by Tara Davis

Of all culinary histories, that of the sandwich is perhaps one of the most often told.

In the 1760s, John Montagu, Fourth Earl of Sandwich, loath to leave his gambling table, is said to have requested meat be placed between pieces of bread and brought to him in order to avoid interruption of a game. Several accounts verify this story, but Montagu did not invent the now beloved food item.  He was said to have observed versions served by Greeks and Turks in his travels – all the more reason to appreciate their mezze. While it is difficult to say exactly how or why it went on to become a trend, it obviously and quickly did.

In England, the sandwich was originally considered mostly restaurant fare, while Colonial cooks were none too keen to copycat British food trends.  Their hesitance left Americans pointedly not referencing their bread and protein concoctions as “sandwiches” until the 1830s.

The sandwich gained wide popularity in the late 1800s as late night fare for upper class ball attendees, then eased its way into teas and daily home menus as afternoon meals moved later into the days and the demand for nightly hot suppers declined in the middle and lower classes.

One of the earliest written recipes for a sandwich, from 1866, is as follows:

“Cold biscuits sliced thin and buttered, and a very thin slice of boiled ham or tongue or beef between each two slices… Sandwiches may be made with cheese sliced very thin…also cold boiled eggs, sliced…stewed fruit…any cold meat, generally spread with mustard.”  Sounds familiar, doesn’t it? There we have it. With only bread, cheese, meat and mustard, the sandwich is solidified in our cultural vocabulary and on our shopping lists.

Before long, saloons and taverns began offering them with drinks as a marketing tactic, and these days bar food, from simple to elevated, still includes multitudes of evolved versions.

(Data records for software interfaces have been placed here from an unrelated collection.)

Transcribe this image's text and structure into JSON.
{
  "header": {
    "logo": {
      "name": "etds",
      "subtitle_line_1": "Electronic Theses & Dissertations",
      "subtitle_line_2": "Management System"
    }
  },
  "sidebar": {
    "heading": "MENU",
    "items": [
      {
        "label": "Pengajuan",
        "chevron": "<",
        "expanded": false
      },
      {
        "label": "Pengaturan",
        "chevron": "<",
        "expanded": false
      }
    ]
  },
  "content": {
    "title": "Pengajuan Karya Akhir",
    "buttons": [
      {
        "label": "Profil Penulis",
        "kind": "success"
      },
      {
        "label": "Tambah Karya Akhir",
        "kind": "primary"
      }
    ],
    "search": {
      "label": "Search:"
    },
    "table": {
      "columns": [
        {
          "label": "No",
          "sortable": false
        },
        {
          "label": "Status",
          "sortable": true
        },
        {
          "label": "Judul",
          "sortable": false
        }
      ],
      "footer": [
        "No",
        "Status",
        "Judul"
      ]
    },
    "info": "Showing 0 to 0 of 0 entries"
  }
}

A far cry from the simplicity that still stands the test of time, we now add all manner of fried, cured, pickled, sous vide and wildly seasoned and spiced ingredients, use inventive alternatives to bread, and revel in the results.

There is art in a well made sandwich, regardless of ingredients.  Yes, a correct and an incorrect way of going about the process.  It goes something like this:   Every ingredient should be placed or spread side to side, corner to corner, covering every inch of the bread’s surface.  Condiments, then cheese, lettuce or other vegetables as a protective layer to prevent meats from making the bread soggy, with meats or proteins in the center. Slice diagonally, because other shapes just don’t taste as good, and voila!

Here on the Gulf Coast, we are famed for our poboys, but I would like to briefly mention another famous sandwich.  The peanut butter and jelly kind. So simple, unassuming and comforting. Still, everyone has a favorite method of making it. Peanut butter on both slices with jelly in the middle.  One even layer each of peanut butter and jelly.  Nutella instead of peanut butter.  Strawberry preserves or blackberry jam. Buttered toast, or squishy Bunny bread. The possibilities are as wide and vast as your own imagination.

It won’t be for everyone, but here’s my ultimate – Mix 2-3 tbsp each Jif creamy peanut butter (all other peanut butters are blasphemy) and your favorite grape jelly, thoroughly. Spread a slice whole wheat bread with a very thick layer of the mixture, top with another slice of whole wheat bread, cut -diagonally, of course – and enjoy.

My version of another classic- grilled cheese –

Butter both sides of 2 slices sourdough bread. Toast one side of both slices in a dry pan until golden. Flip the slices, so the toasted side is on the inside.  Fill with your favorite 2 flavors of shredded cheese, assemble as a sandwich, and toast both outsides until golden and cheese is melted.

Thanks for reading!